Ethnic Differentials in Childhood Mortality in Nigeria

Olufunke Fayehun, University of Ibadan, Nigeria
Obafemi Omololu, University of Ibadan

This study hypothesized that specific socio-cultural practices vary among different ethnic groups and could affect childhood mortality. Secondary data from Nigeria Demographic and Health Survey (NDHS) 2003 were complemented with 40 focus group discussions and 40 in-depth interviews among selected ethnic groups in Nigeria. An examination of the Direct Estimates and Cox regression on childhood mortality indicate significant difference with ethnic groups in the northern part of Nigeria having the highest risk. There is also a significant effect of demographic and socioeconomic variables on childhood mortality. The values placed on children among all ethnic groups are reflected in different socio-cultural beliefs and practices with significant influence of urban residence and education of mothers.

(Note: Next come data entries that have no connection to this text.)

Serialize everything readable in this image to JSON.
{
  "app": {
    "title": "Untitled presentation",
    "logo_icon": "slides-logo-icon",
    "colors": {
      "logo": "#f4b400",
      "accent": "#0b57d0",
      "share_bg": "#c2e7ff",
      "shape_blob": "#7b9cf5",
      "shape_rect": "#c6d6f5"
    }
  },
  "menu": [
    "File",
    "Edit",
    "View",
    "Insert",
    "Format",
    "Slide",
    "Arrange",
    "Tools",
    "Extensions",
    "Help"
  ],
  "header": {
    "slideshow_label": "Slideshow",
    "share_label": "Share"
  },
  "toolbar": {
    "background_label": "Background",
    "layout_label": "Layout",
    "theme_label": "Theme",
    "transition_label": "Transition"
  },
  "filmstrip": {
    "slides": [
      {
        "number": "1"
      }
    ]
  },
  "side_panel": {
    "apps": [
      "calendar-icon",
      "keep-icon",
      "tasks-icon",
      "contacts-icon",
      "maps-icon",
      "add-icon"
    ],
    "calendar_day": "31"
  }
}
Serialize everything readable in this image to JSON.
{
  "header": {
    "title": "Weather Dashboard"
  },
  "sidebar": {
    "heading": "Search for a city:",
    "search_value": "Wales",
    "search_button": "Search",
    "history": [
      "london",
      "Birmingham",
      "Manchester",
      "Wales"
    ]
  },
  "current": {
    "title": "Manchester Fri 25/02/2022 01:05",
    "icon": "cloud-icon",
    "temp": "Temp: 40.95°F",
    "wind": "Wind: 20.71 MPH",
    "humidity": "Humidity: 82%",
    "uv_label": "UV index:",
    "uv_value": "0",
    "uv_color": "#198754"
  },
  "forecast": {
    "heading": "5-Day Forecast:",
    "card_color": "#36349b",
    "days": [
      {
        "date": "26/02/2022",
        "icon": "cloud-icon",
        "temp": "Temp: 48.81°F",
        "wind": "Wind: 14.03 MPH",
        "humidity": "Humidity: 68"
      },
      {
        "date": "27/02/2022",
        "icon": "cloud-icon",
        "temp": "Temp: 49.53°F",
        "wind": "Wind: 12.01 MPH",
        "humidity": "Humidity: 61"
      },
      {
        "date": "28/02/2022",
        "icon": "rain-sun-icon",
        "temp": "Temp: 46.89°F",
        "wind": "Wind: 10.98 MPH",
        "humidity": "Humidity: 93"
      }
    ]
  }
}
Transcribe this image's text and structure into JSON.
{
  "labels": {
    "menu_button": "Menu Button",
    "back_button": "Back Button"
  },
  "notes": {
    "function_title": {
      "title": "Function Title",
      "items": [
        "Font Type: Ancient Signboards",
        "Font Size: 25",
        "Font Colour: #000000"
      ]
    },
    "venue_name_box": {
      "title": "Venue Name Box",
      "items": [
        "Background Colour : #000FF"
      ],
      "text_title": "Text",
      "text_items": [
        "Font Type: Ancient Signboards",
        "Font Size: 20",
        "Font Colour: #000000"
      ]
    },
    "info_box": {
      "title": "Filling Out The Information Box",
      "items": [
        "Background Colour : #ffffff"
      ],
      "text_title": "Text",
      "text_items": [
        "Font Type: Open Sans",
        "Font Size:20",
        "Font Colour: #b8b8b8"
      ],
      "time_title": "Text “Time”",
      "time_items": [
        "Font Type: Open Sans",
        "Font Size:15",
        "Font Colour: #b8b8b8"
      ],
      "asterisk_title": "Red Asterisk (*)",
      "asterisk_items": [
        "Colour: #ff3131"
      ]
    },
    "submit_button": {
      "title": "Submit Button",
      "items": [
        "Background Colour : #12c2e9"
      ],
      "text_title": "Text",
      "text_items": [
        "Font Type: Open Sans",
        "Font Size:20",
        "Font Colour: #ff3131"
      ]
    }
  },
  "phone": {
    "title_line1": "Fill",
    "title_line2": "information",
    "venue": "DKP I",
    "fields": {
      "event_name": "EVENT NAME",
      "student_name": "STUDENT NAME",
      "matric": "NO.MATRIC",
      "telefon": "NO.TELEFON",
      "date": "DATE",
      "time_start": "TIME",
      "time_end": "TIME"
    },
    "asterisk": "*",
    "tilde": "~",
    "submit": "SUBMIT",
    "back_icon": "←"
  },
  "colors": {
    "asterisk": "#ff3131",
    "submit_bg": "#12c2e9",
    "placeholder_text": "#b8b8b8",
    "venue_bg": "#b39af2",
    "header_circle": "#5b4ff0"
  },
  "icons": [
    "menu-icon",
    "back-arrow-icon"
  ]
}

Although, the assumption that specific socio cultural practices might be salient to exposure of children under-five to health childhood mortality was supported in the study, the differences observed are more of a reflection of mother’s socioeconomic variables.

  See paper

Presented in Poster Session 1